— What the task asks —
Hunt for the word "Image" across the entries below, copying each line that holds it.

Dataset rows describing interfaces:

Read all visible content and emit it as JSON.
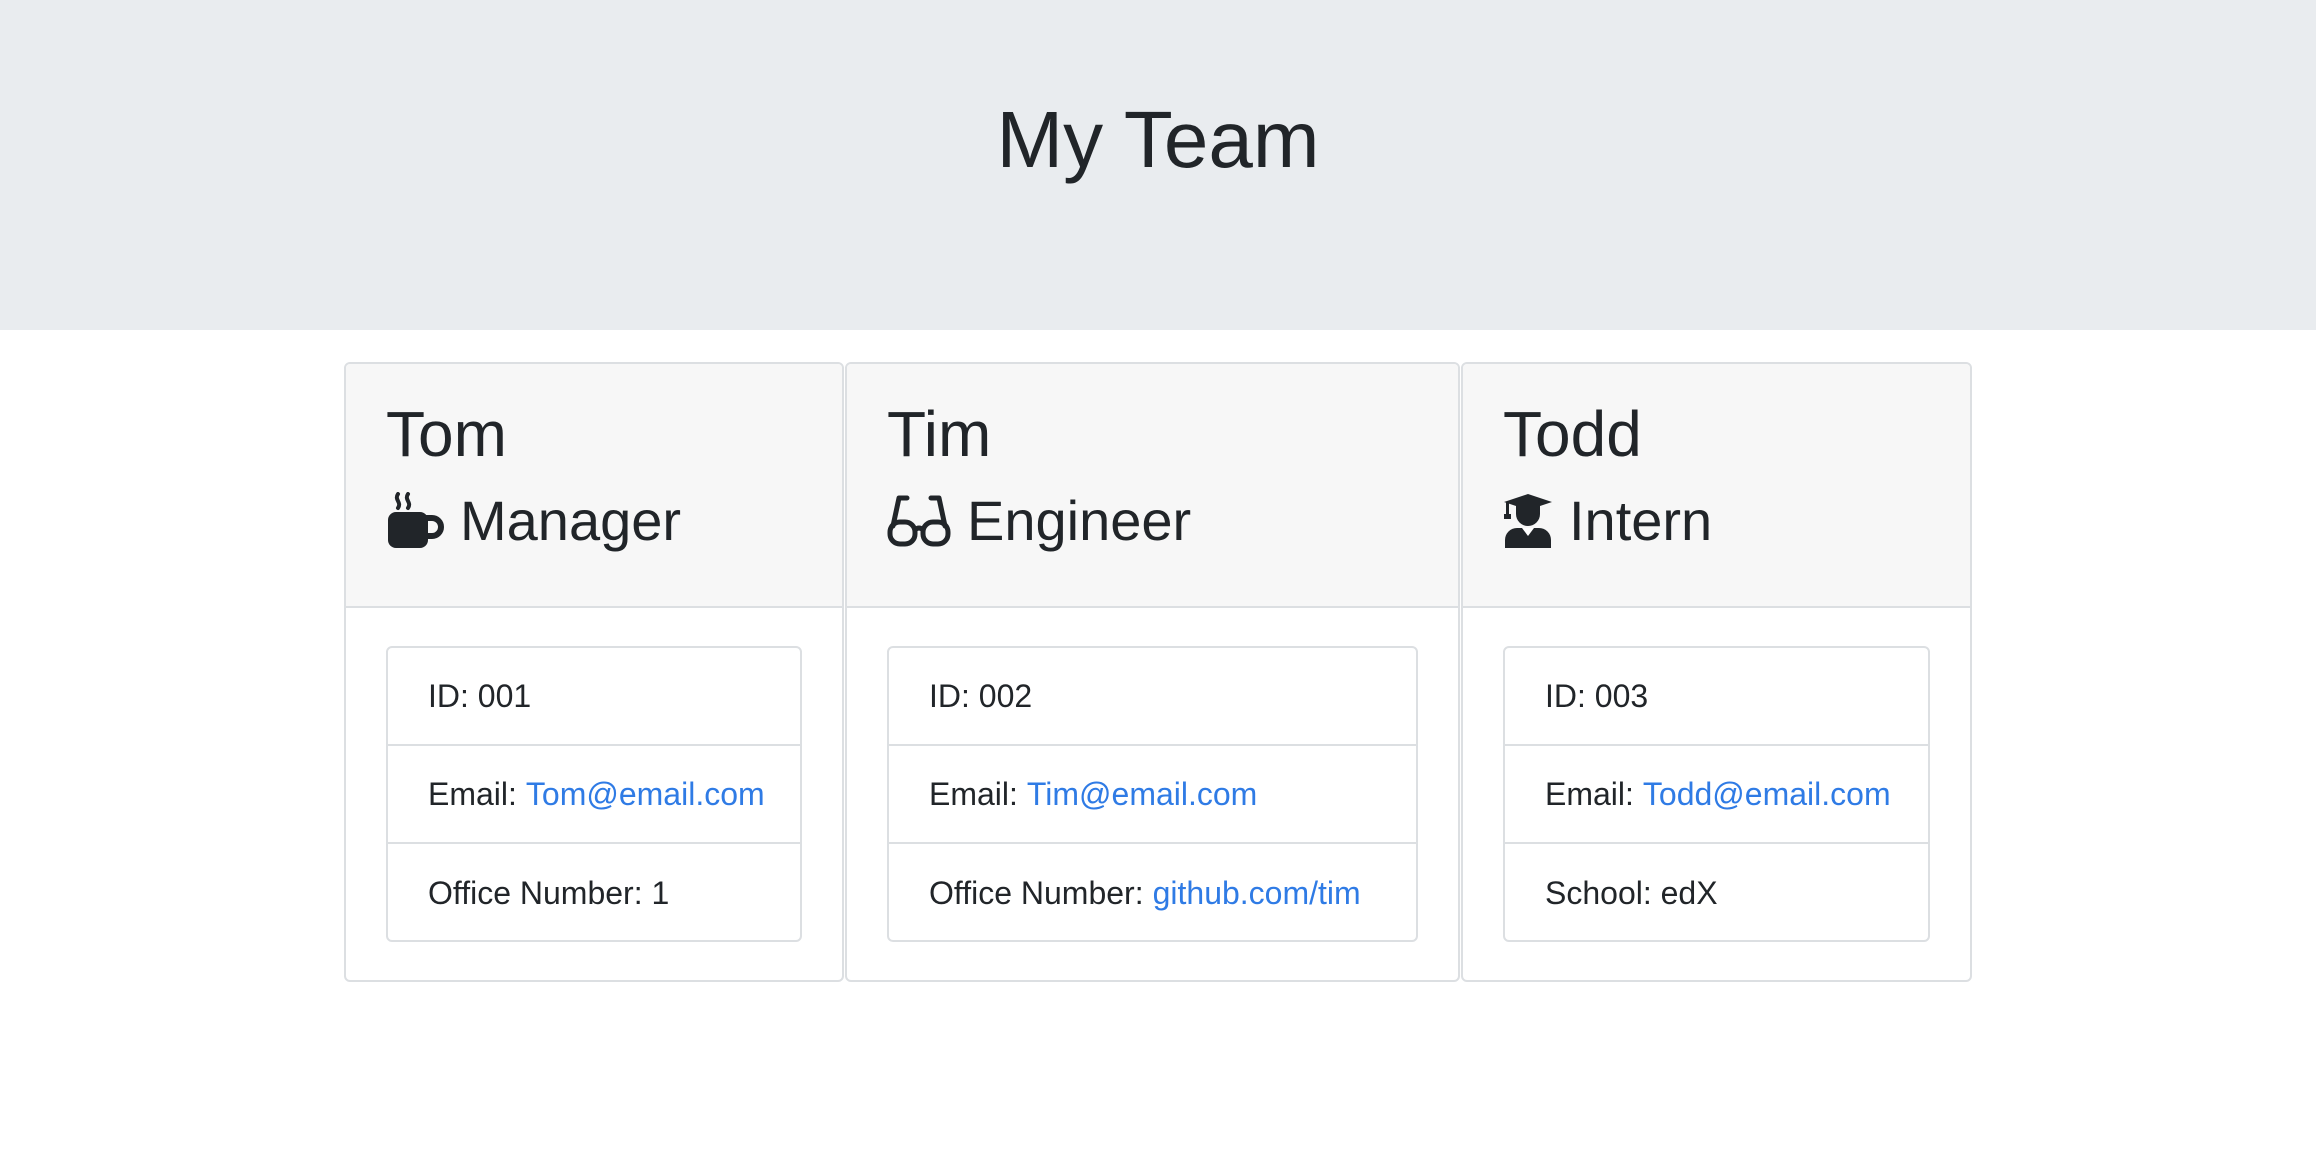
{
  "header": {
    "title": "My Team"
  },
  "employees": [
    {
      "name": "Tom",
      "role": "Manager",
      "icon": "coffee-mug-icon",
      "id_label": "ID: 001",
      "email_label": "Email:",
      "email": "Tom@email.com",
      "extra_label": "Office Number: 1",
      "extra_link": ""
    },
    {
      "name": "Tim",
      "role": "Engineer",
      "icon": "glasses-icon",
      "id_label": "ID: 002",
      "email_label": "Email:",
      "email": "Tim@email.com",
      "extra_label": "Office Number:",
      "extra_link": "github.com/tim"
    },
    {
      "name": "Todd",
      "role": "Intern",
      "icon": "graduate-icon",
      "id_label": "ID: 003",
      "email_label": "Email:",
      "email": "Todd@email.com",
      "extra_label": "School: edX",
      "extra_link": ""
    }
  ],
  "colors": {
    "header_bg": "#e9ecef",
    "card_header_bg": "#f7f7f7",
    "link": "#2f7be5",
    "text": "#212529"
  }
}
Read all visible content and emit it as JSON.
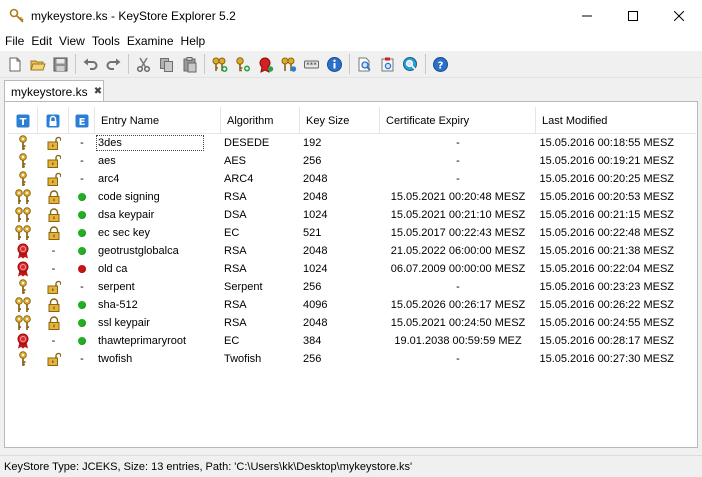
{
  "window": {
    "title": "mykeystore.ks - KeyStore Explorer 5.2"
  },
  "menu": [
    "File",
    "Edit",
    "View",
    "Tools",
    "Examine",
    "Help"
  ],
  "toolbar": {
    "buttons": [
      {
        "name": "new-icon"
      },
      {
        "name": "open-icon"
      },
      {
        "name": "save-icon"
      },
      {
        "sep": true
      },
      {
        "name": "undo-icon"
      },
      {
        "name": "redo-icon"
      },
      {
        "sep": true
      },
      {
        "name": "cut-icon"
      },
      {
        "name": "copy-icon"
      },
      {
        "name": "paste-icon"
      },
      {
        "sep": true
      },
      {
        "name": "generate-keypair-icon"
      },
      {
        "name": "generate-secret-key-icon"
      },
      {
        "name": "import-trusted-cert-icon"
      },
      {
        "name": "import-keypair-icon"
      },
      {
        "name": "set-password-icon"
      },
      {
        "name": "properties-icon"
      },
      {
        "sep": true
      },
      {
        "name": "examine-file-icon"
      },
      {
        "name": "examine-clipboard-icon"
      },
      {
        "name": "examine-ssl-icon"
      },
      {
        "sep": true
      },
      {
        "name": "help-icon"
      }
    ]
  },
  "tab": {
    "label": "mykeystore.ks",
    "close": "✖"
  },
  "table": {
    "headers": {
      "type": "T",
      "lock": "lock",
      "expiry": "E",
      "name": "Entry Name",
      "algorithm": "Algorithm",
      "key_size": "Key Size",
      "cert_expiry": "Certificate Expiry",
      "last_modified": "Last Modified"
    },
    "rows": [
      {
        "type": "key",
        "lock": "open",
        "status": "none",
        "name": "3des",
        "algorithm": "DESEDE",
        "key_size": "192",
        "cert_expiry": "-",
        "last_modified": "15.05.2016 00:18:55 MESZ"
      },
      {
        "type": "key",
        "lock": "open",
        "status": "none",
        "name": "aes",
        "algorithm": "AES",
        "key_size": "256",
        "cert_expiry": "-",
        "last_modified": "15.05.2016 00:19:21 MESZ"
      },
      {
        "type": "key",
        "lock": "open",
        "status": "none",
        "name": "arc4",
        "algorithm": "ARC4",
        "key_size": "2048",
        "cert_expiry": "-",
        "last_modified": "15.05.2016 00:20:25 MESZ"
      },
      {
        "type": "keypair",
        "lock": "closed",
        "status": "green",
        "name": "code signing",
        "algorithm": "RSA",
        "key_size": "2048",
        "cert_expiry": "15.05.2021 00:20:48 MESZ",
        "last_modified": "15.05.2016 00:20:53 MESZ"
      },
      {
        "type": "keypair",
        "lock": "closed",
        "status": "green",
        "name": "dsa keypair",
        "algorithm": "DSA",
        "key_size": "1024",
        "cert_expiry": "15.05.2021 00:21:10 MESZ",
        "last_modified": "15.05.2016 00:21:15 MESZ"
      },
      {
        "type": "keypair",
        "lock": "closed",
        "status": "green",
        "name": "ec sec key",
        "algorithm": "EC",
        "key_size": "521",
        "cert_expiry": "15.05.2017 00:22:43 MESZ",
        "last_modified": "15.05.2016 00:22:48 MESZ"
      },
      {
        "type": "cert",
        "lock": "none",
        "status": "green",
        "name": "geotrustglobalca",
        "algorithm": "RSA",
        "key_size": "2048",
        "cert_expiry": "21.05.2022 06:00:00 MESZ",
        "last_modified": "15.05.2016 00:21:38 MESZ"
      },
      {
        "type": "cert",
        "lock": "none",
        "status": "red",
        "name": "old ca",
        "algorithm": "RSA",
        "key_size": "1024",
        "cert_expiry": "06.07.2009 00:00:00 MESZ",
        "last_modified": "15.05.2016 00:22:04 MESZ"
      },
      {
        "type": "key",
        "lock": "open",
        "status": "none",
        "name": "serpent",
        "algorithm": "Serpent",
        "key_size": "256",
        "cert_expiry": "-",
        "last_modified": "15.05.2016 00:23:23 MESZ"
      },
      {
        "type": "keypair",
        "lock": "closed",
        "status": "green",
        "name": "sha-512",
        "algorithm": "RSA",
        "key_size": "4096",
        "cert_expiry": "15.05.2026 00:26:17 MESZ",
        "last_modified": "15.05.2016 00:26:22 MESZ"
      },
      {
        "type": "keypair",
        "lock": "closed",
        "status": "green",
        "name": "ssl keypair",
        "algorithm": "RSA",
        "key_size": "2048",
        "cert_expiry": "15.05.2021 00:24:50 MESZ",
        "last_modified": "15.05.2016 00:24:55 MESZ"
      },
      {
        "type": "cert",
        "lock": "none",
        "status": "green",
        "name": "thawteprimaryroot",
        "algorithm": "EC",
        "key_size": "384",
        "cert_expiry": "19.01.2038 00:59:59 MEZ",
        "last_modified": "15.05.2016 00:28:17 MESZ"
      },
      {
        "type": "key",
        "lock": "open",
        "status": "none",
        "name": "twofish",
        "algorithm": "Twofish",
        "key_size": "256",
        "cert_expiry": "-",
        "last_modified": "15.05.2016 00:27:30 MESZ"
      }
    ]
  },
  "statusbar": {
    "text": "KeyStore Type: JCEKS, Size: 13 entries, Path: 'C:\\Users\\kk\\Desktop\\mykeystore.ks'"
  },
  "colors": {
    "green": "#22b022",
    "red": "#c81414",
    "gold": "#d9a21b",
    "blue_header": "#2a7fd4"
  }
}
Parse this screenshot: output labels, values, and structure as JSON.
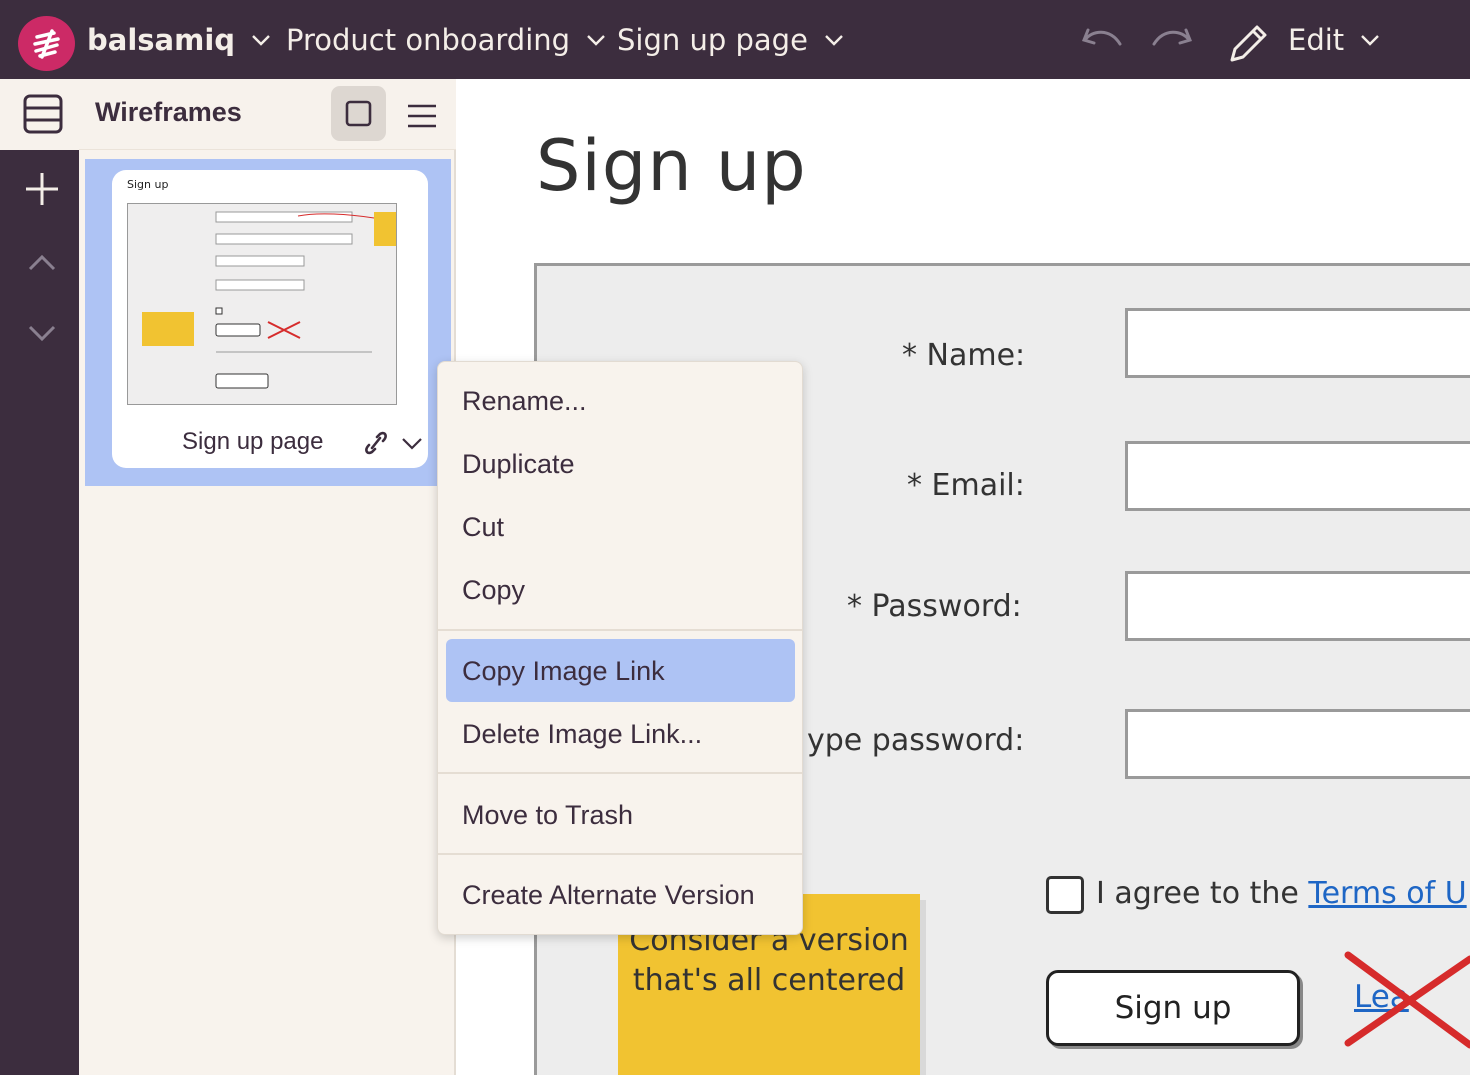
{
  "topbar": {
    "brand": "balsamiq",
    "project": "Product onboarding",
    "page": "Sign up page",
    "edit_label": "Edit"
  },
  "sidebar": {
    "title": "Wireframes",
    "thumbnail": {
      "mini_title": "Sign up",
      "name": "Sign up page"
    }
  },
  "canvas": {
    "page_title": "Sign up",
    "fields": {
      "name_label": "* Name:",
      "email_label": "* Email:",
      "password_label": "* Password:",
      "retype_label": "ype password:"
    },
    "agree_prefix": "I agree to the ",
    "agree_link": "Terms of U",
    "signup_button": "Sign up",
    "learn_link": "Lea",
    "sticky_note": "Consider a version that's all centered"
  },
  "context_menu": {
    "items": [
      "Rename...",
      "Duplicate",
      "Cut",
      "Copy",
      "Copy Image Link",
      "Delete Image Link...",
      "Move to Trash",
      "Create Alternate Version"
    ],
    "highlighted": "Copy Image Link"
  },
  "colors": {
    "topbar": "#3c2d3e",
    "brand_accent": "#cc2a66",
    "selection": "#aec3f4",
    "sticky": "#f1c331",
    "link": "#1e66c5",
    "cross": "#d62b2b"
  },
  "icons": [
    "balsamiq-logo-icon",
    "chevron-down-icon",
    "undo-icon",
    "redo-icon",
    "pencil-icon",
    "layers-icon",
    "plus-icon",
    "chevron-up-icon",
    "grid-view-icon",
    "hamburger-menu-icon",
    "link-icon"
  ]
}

— Answer for the task —
      "Copy Image Link",
      "Delete Image Link...",
    "highlighted": "Copy Image Link"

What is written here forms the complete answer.